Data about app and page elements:

★ ★ ★ ★ ★ ★ ★

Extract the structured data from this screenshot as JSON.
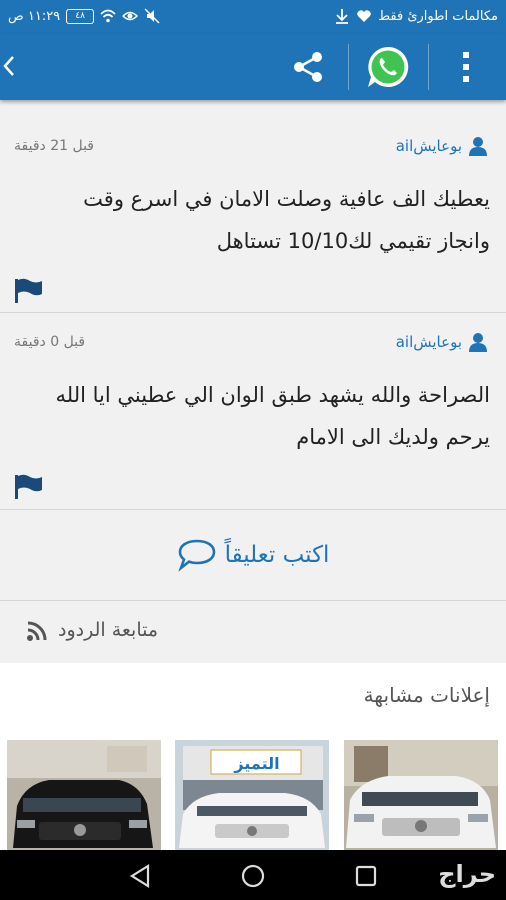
{
  "status_bar": {
    "time": "١١:٢٩ ص",
    "battery": "٤٨",
    "carrier": "مكالمات اطوارئ فقط"
  },
  "app_bar": {
    "icons": [
      "chevron-left-icon",
      "share-icon",
      "whatsapp-icon",
      "more-vertical-icon"
    ]
  },
  "comments": [
    {
      "author": "بوعايشail",
      "time_ago": "قبل 21 دقيقة",
      "lines": [
        "يعطيك الف عافية وصلت الامان في اسرع وقت",
        "وانجاز تقيمي لك10/10 تستاهل"
      ]
    },
    {
      "author": "بوعايشail",
      "time_ago": "قبل 0 دقيقة",
      "lines": [
        "الصراحة والله يشهد طبق الوان الي عطيني ايا الله",
        "يرحم ولديك الى الامام"
      ]
    }
  ],
  "write_comment": {
    "label": "اكتب تعليقاً"
  },
  "follow": {
    "label": "متابعة الردود"
  },
  "similar_ads": {
    "title": "إعلانات مشابهة",
    "thumbnails": [
      {
        "sign_text": "التميز",
        "car_color": "#1a1a1a"
      },
      {
        "sign_text": "",
        "car_color": "#f4f4f4"
      },
      {
        "sign_text": "",
        "car_color": "#f2f2f2"
      }
    ]
  },
  "nav_bar": {
    "brand": "حراج"
  },
  "colors": {
    "primary": "#1f74b8",
    "background": "#f1f1f1"
  }
}
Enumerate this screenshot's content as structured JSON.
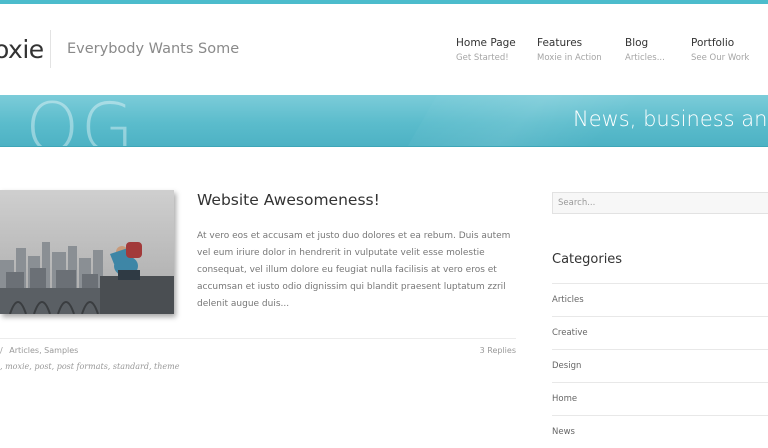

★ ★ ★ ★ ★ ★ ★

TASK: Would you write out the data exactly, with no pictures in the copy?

SOLUTION TO THIS PROBLEM:
Extract the structured data from this screenshot as JSON.
{
  "status_bar": {
    "time": "١١:٢٩ ص",
    "battery": "٤٨",
    "carrier": "مكالمات اطوارئ فقط"
  },
  "app_bar": {
    "icons": [
      "chevron-left-icon",
      "share-icon",
      "whatsapp-icon",
      "more-vertical-icon"
    ]
  },
  "comments": [
    {
      "author": "بوعايشail",
      "time_ago": "قبل 21 دقيقة",
      "lines": [
        "يعطيك الف عافية وصلت الامان في اسرع وقت",
        "وانجاز تقيمي لك10/10 تستاهل"
      ]
    },
    {
      "author": "بوعايشail",
      "time_ago": "قبل 0 دقيقة",
      "lines": [
        "الصراحة والله يشهد طبق الوان الي عطيني ايا الله",
        "يرحم ولديك الى الامام"
      ]
    }
  ],
  "write_comment": {
    "label": "اكتب تعليقاً"
  },
  "follow": {
    "label": "متابعة الردود"
  },
  "similar_ads": {
    "title": "إعلانات مشابهة",
    "thumbnails": [
      {
        "sign_text": "التميز",
        "car_color": "#1a1a1a"
      },
      {
        "sign_text": "",
        "car_color": "#f4f4f4"
      },
      {
        "sign_text": "",
        "car_color": "#f2f2f2"
      }
    ]
  },
  "nav_bar": {
    "brand": "حراج"
  },
  "colors": {
    "primary": "#1f74b8",
    "background": "#f1f1f1"
  }
}
Enumerate this screenshot's content as structured JSON.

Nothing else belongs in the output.